The Pro Skiff 17 Center Console is one of several new Mako models—16- and 17-foot hulls available in both tiller-steered and center-console versions. So what’s the big surprise? Just stretch out on the bow, hang your head over the rubrail, and take a gander below the waterline. This is no flat-bottom skiff, nor is it a semi-V or V-hull. In fact, it looks downright cat-like, although Mako calls this an “advanced inverted V hull” design. We call it so darn good, it helps this boat make our list of the Top 10 Fishing Boats of 2012.
What the heck is an inverted V? That depends on who you ask - the term has been applied to many hull shapes, most of which lie somewhere between tunnel hulls and catamarans. In the Mako’s case, the hull looks more or less like a cat with a relatively narrow tunnel that has a third smaller V running down the middle. It’s complemented by two more mini-V’s, one to either side of the V in the center. These two smaller features look almost like vertical chines, and much like a chine, these surfaces are intended to direct water. Unlike a chine, they’re intended to direct water that’s below the waterline, not flying up or away from it. Instead, they help direct the turbulent water created in the tunnel away from the prop, and feed “solid” water to it, preventing the ventilation problems that are common to many cats and tunnel boats that run on a single screw. And they do their job well: While I was running the 17 across Table Rock Lake, wave-hopping off of boat wakes and charging through a one-foot chop, the prop didn’t lose its bite a single time.

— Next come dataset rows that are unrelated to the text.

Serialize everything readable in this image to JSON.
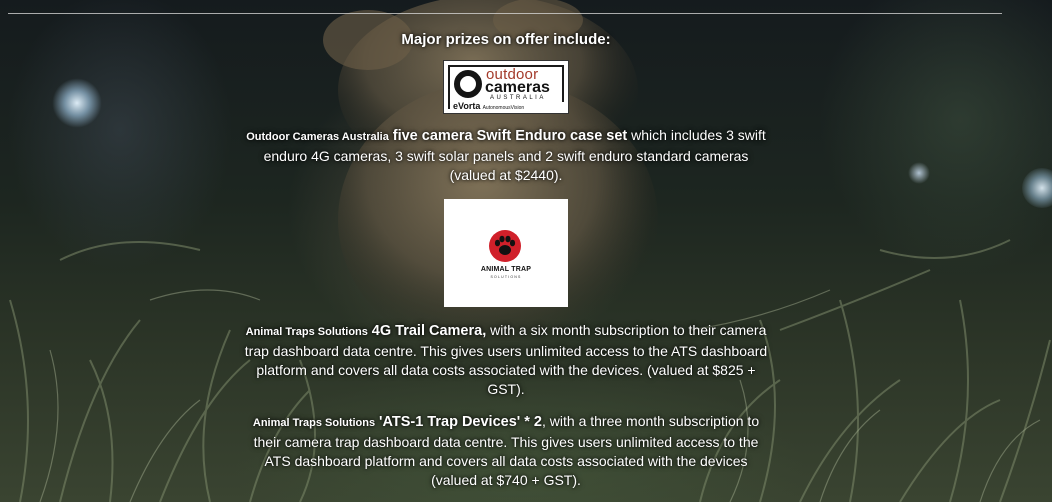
{
  "heading": "Major prizes on offer include:",
  "logos": {
    "oca": {
      "outdoor": "outdoor",
      "cameras": "cameras",
      "australia": "AUSTRALIA",
      "evorta": "eVorta",
      "evorta_tag": "AutonomousVision"
    },
    "ats": {
      "name": "ANIMAL TRAP",
      "sub": "SOLUTIONS"
    }
  },
  "prizes": [
    {
      "sponsor": "Outdoor Cameras Australia",
      "item": "five camera Swift Enduro case set",
      "rest": " which includes 3 swift enduro 4G cameras, 3 swift solar panels and 2 swift enduro standard cameras (valued at $2440)."
    },
    {
      "sponsor": "Animal Traps Solutions",
      "item": "4G Trail Camera,",
      "rest": " with a six month subscription to their camera trap dashboard data centre. This gives users unlimited access to the ATS dashboard platform and covers all data costs associated with the devices. (valued at $825 + GST)."
    },
    {
      "sponsor": "Animal Traps Solutions",
      "item": "'ATS-1 Trap Devices' * 2",
      "rest": ", with a three month subscription to their camera trap dashboard data centre. This gives users unlimited access to the ATS dashboard platform and covers all data costs associated with the devices (valued at $740 + GST)."
    }
  ],
  "colors": {
    "text": "#ffffff",
    "oca_red": "#a33a2a",
    "ats_red": "#d0202a"
  }
}
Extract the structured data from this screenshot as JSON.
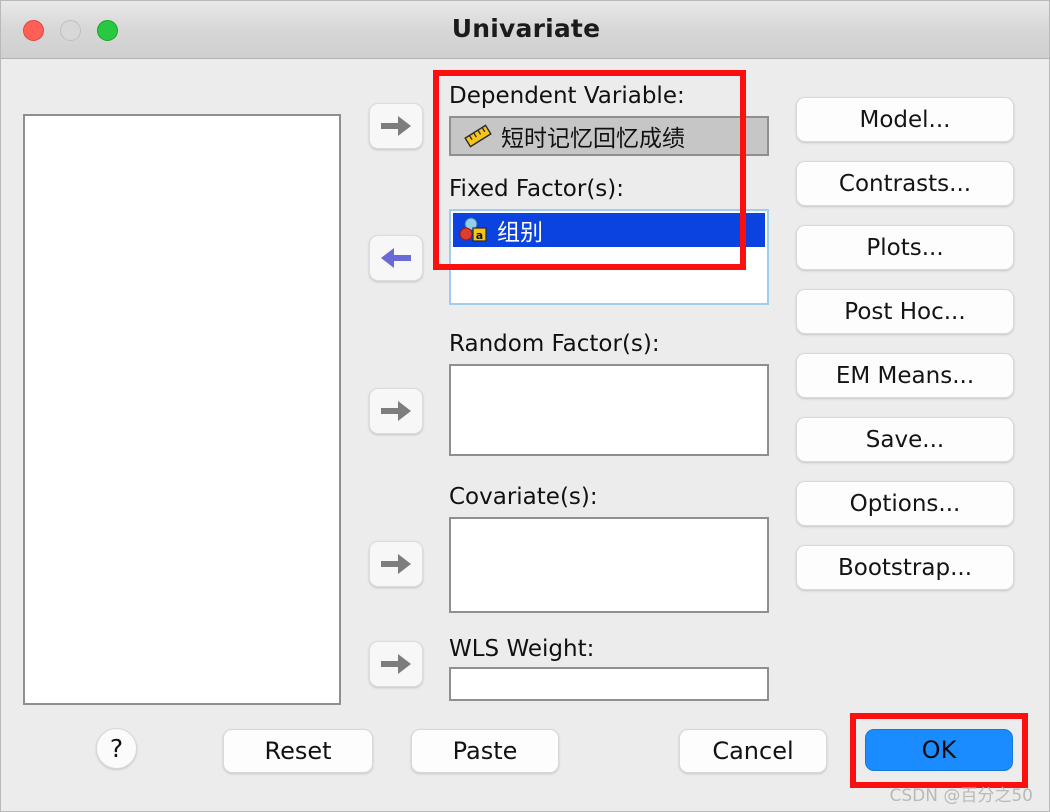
{
  "window": {
    "title": "Univariate",
    "traffic_lights": [
      "close-button",
      "minimize-button",
      "zoom-button"
    ]
  },
  "source_list": {
    "name": "source-variable-list",
    "items": []
  },
  "transfer_buttons": [
    {
      "name": "move-to-dependent-variable",
      "icon": "arrow-right-icon",
      "state": "inactive"
    },
    {
      "name": "move-to-fixed-factors",
      "icon": "arrow-left-icon",
      "state": "active"
    },
    {
      "name": "move-to-random-factors",
      "icon": "arrow-right-icon",
      "state": "inactive"
    },
    {
      "name": "move-to-covariates",
      "icon": "arrow-right-icon",
      "state": "inactive"
    },
    {
      "name": "move-to-wls-weight",
      "icon": "arrow-right-icon",
      "state": "inactive"
    }
  ],
  "fields": {
    "dependent": {
      "label": "Dependent Variable:",
      "value": "短时记忆回忆成绩",
      "icon": "scale-ruler-icon"
    },
    "fixed_factors": {
      "label": "Fixed Factor(s):",
      "items": [
        {
          "text": "组别",
          "icon": "nominal-string-icon",
          "selected": true
        }
      ]
    },
    "random_factors": {
      "label": "Random Factor(s):",
      "items": []
    },
    "covariates": {
      "label": "Covariate(s):",
      "items": []
    },
    "wls_weight": {
      "label": "WLS Weight:",
      "value": ""
    }
  },
  "command_buttons": [
    {
      "label": "Model...",
      "name": "model-button"
    },
    {
      "label": "Contrasts...",
      "name": "contrasts-button"
    },
    {
      "label": "Plots...",
      "name": "plots-button"
    },
    {
      "label": "Post Hoc...",
      "name": "post-hoc-button"
    },
    {
      "label": "EM Means...",
      "name": "em-means-button"
    },
    {
      "label": "Save...",
      "name": "save-button"
    },
    {
      "label": "Options...",
      "name": "options-button"
    },
    {
      "label": "Bootstrap...",
      "name": "bootstrap-button"
    }
  ],
  "bottom_buttons": {
    "help": "?",
    "reset": "Reset",
    "paste": "Paste",
    "cancel": "Cancel",
    "ok": "OK"
  },
  "annotations": [
    {
      "name": "highlight-variable-assignment",
      "color": "#fb0f0f"
    },
    {
      "name": "highlight-ok-button",
      "color": "#fb0f0f"
    }
  ],
  "watermark": "CSDN @百分之50",
  "colors": {
    "accent_ok": "#1a8cff",
    "selection": "#0a43e0",
    "annotation": "#fb0f0f",
    "window_bg": "#ececec"
  }
}
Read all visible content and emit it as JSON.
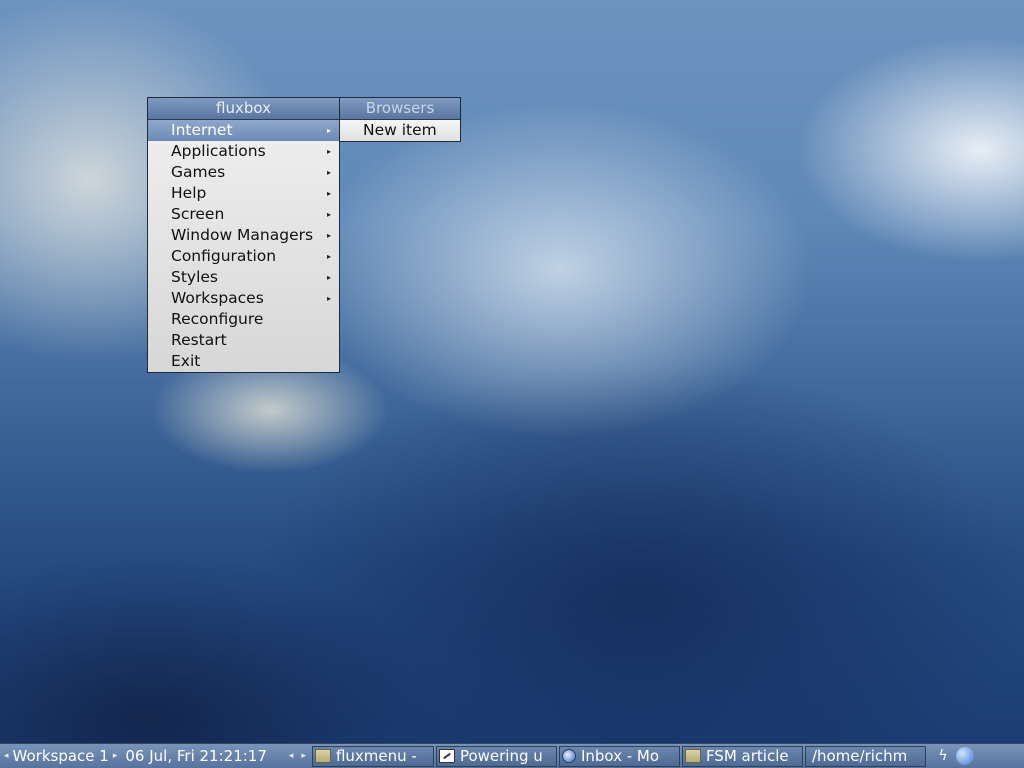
{
  "main_menu": {
    "title": "fluxbox",
    "items": [
      {
        "label": "Internet",
        "submenu": true,
        "active": true
      },
      {
        "label": "Applications",
        "submenu": true
      },
      {
        "label": "Games",
        "submenu": true
      },
      {
        "label": "Help",
        "submenu": true
      },
      {
        "label": "Screen",
        "submenu": true
      },
      {
        "label": "Window Managers",
        "submenu": true
      },
      {
        "label": "Configuration",
        "submenu": true
      },
      {
        "label": "Styles",
        "submenu": true
      },
      {
        "label": "Workspaces",
        "submenu": true
      },
      {
        "label": "Reconfigure",
        "submenu": false
      },
      {
        "label": "Restart",
        "submenu": false
      },
      {
        "label": "Exit",
        "submenu": false
      }
    ],
    "arrow_glyph": "▸"
  },
  "sub_menu": {
    "title": "Browsers",
    "items": [
      {
        "label": "New item"
      }
    ]
  },
  "taskbar": {
    "prev_glyph": "◂",
    "next_glyph": "▸",
    "workspace": "Workspace 1",
    "clock": "06 Jul, Fri 21:21:17",
    "tasks": [
      {
        "label": "fluxmenu -",
        "icon": "folder-icon"
      },
      {
        "label": "Powering u",
        "icon": "text-editor-icon"
      },
      {
        "label": "Inbox - Mo",
        "icon": "mail-client-icon"
      },
      {
        "label": "FSM article",
        "icon": "folder-icon"
      },
      {
        "label": "/home/richm",
        "icon": ""
      }
    ],
    "tray": [
      {
        "icon": "lightning-icon",
        "glyph": "ϟ"
      },
      {
        "icon": "swirl-app-icon",
        "glyph": ""
      }
    ]
  },
  "colors": {
    "menu_title_bg": "#6a86ae",
    "menu_active_bg": "#7b97c0",
    "taskbar_bg": "#6883aa"
  }
}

When you run a Pro Skiff 17 CC it’ll immediately become apparent why Mako went to all the trouble of designing this relatively complex bottom for a small, relatively inexpensive model line: the ride is nothing short of stellar. Much like a cat, the tunnel compresses an air/water slurry in between the two hulls, cushioning impacts and rendering waves powerless. Also like a cat, handling will take a trip or two to get used to. The boat doesn’t lean out like some twin-hull fishboats, but it doesn’t bank nearly as much as a V-hull, either. And there’s one more running characteristic that sets it apart from catamarans: the boat doesn’t mind being loaded down with weight. A single passenger sitting on the bow can be enough to cause the painful “tunnel-slap” in many small twin-hulled boats (when the flat surface of the top of the tunnel slams against the water), but perhaps thanks to those extra Vs under the deck, the Pro Skiff 17 maintains a soft ride even when fully loaded. Performance, meanwhile, is about what you’d expect from any boat of this size powered with a 60-hp four-stroke. I saw a 25-mph cruise at 4500 rpm and a 35.4-mph top-end.
Don’t let the complexity or the newness of this hull mislead you into thinking that this is an expensive boat. One of the best things about it, in fact, is the price tag: $14,995 will get you the entire package, complete with a trailer. Choose the tiller-steer version with a 25-hp outboard, and the price-point barely breaks $10,000.
There’s only one obvious cost-cutting measure visible on the Pro Skiff 17 CC -- a console that’s roto-molded plastic instead of fiberglass. It flexes quite a bit, but it does have an eight-gallon molded-in livewell under a forward seat, plus five vertical rodholders. The bottom line? If you’re looking for a new skiff that epitomizes the best attributes of a cat yet eliminates many of the twin- and tunnel-hull drawbacks, the Pro Skiff 17 CC is a must-see.
Other choices along the same lines: The Twin Vee 17 is the closest cat; Carolina Skiff’s 17 is the closest boat with a traditional hull design.
For more information, visit Mako Boats.